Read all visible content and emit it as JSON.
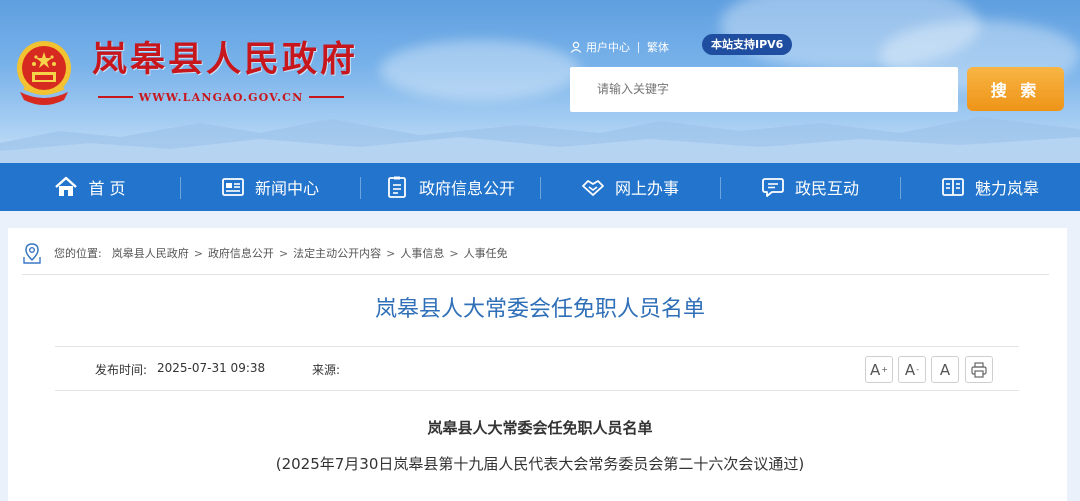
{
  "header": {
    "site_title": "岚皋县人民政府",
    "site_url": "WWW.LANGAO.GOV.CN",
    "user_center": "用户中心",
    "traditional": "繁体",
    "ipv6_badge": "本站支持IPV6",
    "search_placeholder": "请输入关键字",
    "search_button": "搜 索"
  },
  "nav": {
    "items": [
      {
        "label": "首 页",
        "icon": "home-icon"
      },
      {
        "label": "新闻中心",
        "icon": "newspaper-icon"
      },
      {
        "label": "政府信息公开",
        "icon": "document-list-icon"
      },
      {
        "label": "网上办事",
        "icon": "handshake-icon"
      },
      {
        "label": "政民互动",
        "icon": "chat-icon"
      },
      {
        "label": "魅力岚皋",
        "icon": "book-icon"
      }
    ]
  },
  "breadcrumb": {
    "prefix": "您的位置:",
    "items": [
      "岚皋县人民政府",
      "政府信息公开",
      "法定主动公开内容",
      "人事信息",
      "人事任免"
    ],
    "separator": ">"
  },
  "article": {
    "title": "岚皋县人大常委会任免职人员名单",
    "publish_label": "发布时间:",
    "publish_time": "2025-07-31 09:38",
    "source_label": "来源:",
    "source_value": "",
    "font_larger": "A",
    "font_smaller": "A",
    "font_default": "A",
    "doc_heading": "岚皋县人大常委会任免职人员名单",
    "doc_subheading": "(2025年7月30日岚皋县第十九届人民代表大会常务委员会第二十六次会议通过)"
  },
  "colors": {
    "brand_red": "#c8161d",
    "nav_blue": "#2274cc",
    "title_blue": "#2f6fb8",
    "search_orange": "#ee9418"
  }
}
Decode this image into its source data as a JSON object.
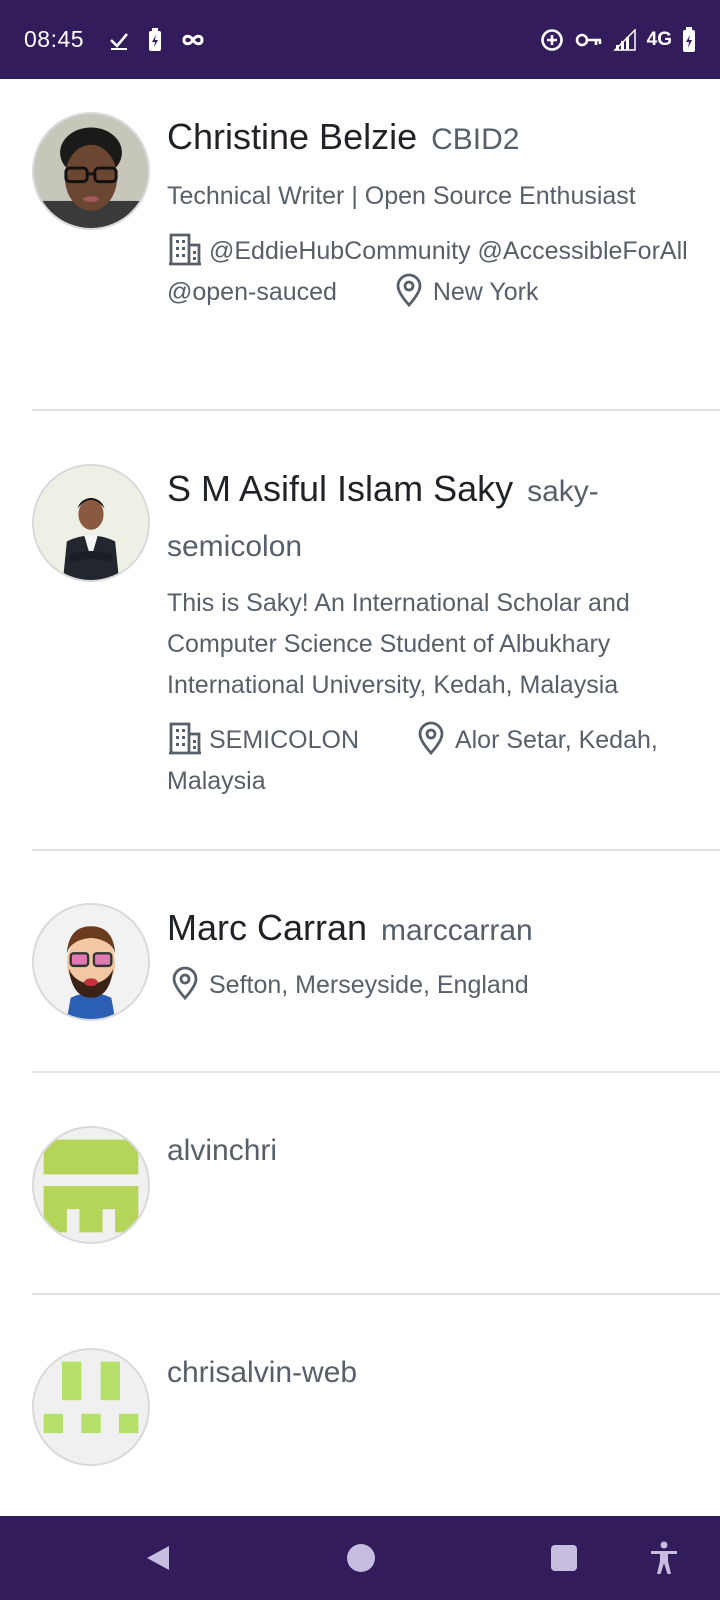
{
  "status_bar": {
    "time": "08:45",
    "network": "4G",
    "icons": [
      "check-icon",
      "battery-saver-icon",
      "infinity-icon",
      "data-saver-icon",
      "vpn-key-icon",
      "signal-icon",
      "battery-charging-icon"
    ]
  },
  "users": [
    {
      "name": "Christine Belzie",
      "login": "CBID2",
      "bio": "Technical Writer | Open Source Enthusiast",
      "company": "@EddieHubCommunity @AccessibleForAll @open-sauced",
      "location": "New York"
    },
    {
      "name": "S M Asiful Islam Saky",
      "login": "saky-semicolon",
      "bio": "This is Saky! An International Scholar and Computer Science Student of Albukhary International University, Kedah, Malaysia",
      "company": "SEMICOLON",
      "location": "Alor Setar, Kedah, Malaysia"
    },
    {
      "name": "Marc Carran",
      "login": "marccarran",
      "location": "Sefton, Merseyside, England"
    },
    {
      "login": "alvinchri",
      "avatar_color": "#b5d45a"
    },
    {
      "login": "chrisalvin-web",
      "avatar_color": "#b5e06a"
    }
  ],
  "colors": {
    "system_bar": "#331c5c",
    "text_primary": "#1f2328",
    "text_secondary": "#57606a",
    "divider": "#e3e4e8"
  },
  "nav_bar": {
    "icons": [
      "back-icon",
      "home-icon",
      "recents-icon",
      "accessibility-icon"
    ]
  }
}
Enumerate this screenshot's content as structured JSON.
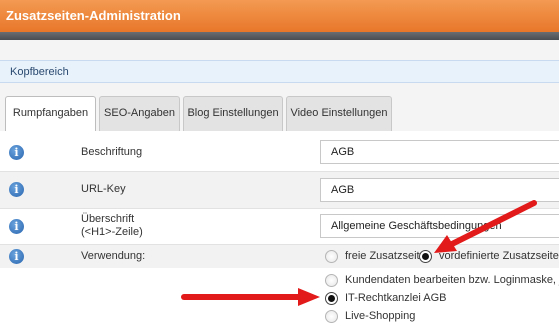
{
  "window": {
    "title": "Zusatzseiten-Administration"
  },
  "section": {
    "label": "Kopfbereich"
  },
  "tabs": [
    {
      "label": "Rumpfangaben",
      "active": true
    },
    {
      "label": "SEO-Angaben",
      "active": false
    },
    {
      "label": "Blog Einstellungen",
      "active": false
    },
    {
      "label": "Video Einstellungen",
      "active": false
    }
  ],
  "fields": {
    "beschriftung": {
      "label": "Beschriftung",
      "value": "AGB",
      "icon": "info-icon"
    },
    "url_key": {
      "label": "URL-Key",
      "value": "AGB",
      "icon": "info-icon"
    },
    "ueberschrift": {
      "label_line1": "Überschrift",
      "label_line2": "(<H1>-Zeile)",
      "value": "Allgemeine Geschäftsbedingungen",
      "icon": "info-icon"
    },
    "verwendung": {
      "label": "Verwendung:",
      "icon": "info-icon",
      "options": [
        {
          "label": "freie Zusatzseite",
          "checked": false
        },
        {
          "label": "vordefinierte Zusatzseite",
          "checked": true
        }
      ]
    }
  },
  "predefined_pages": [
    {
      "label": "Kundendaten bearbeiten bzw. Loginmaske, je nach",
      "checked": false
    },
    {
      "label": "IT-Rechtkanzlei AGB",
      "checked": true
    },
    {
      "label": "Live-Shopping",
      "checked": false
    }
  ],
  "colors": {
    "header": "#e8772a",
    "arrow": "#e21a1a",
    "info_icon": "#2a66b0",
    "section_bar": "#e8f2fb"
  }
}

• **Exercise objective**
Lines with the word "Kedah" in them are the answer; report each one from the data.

• **Solution below**
      "bio": "This is Saky! An International Scholar and Computer Science Student of Albukhary International University, Kedah, Malaysia",
      "location": "Alor Setar, Kedah, Malaysia"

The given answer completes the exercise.